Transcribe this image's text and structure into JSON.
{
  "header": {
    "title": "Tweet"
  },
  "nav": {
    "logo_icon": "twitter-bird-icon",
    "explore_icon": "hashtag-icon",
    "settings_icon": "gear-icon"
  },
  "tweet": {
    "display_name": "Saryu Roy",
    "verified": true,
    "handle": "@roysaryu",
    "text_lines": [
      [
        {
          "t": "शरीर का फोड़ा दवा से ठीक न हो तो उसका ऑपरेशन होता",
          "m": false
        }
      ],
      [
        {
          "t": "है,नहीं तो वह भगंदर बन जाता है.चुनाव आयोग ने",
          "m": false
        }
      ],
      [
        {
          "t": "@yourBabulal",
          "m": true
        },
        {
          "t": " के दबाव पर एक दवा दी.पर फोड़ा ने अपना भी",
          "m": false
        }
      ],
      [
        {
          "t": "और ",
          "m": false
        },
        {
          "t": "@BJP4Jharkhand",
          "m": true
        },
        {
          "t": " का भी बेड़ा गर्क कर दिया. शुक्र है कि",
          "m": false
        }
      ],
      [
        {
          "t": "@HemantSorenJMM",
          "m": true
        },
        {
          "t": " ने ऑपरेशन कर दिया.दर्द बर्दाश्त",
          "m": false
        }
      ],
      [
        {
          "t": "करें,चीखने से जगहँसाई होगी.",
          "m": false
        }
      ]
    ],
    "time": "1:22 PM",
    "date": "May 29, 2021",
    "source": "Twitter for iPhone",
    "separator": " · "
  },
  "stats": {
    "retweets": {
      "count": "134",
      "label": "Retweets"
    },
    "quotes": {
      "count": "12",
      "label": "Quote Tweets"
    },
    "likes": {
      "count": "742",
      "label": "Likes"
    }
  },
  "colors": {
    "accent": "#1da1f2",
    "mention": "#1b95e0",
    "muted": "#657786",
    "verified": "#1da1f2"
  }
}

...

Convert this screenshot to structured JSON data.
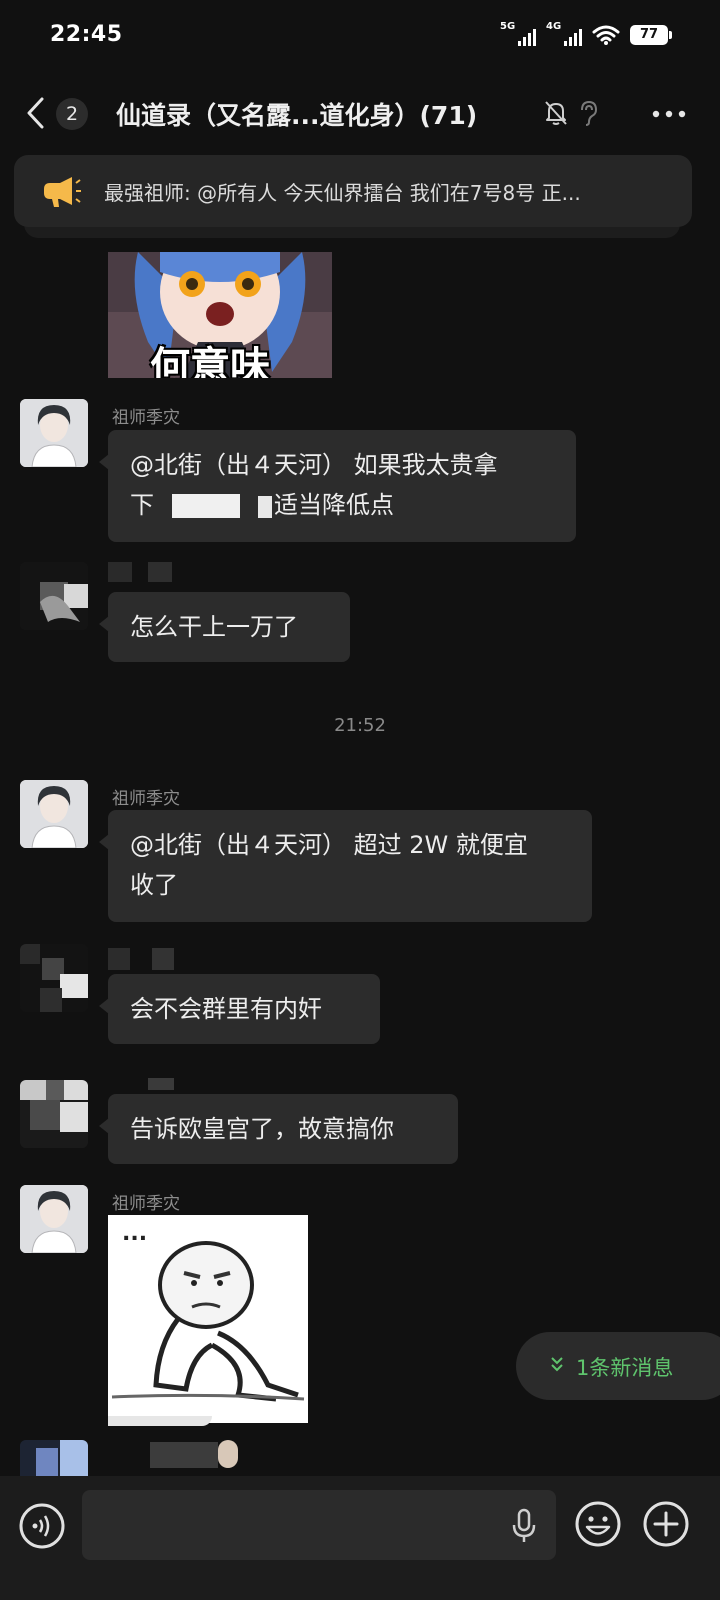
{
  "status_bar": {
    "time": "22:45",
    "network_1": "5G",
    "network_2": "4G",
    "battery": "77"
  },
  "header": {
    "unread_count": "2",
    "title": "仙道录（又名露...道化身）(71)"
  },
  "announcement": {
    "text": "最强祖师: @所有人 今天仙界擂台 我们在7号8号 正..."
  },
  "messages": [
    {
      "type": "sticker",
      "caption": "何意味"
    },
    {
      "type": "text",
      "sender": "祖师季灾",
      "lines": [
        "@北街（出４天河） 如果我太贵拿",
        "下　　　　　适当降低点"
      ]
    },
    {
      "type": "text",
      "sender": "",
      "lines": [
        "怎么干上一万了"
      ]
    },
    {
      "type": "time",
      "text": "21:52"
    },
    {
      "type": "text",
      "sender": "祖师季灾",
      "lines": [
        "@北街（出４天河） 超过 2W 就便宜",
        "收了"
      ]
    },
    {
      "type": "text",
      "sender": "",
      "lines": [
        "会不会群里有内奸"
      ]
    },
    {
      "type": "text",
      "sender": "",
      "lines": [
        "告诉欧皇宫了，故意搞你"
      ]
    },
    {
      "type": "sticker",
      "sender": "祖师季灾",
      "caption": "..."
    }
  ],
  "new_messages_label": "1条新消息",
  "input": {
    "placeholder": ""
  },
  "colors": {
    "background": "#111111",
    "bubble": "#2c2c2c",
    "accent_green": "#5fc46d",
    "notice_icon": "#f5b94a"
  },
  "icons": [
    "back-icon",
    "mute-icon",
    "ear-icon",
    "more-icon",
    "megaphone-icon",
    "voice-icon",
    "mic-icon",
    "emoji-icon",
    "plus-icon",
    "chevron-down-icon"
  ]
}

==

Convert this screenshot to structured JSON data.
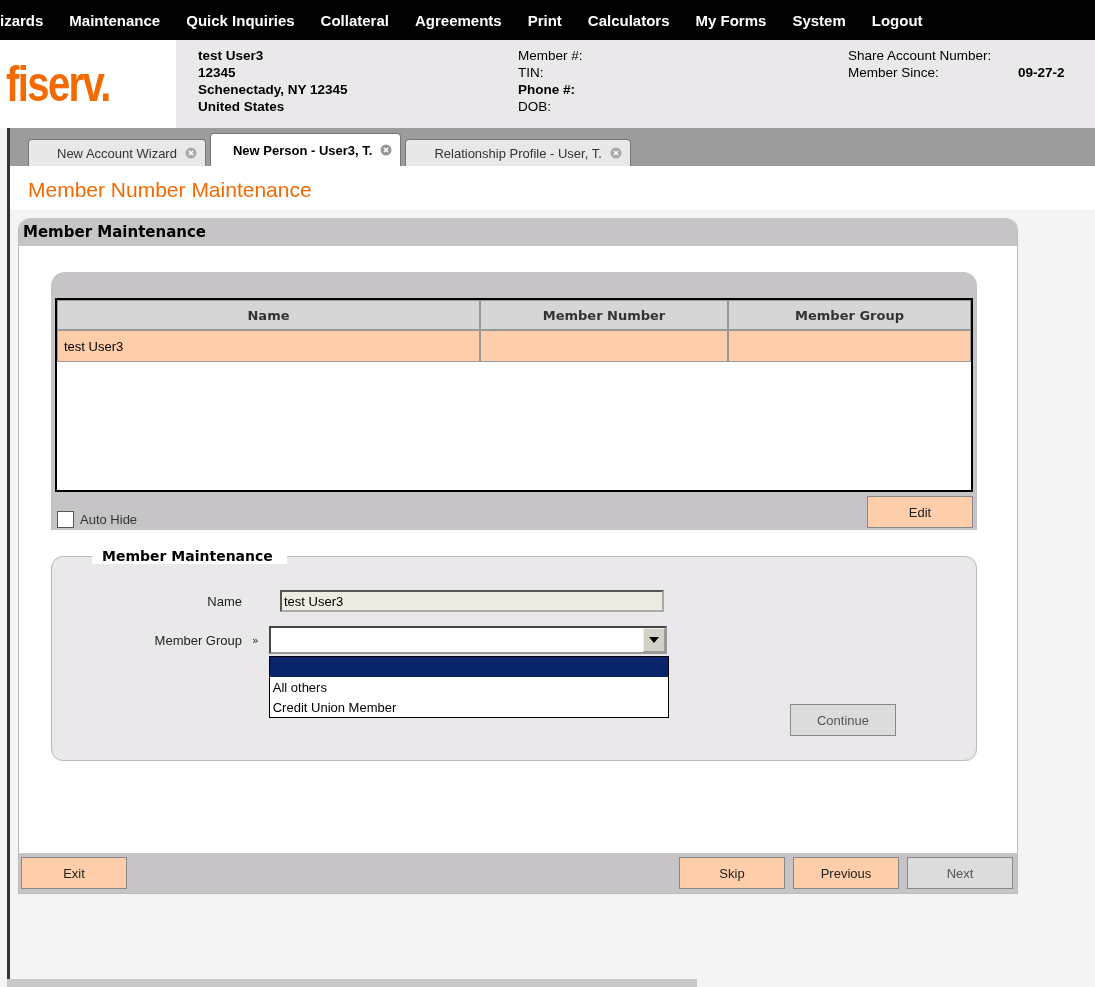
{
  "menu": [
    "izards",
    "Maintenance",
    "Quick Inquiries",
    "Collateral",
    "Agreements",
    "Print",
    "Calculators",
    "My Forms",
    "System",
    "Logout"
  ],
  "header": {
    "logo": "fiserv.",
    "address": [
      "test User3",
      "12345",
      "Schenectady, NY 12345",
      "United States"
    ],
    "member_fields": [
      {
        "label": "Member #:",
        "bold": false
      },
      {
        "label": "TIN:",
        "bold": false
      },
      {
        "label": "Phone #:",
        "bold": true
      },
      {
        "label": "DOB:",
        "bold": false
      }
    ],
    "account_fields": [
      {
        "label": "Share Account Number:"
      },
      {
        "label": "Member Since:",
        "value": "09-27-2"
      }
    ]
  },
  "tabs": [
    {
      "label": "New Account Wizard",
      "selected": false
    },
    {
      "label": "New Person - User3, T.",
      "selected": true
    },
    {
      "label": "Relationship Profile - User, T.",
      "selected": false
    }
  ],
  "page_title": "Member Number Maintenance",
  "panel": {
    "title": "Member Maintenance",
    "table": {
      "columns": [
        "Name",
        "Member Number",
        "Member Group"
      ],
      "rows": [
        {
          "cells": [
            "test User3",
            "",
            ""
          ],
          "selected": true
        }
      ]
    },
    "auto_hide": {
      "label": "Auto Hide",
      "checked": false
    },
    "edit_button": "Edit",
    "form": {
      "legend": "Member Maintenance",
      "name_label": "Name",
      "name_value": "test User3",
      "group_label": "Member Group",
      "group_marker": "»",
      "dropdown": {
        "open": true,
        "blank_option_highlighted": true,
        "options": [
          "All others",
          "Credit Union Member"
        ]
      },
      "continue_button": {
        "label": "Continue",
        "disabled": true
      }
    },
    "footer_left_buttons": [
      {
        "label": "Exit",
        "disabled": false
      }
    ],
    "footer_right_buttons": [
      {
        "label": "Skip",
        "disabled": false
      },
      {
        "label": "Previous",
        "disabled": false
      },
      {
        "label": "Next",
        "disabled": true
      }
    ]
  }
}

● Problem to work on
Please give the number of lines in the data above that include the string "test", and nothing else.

● Result
3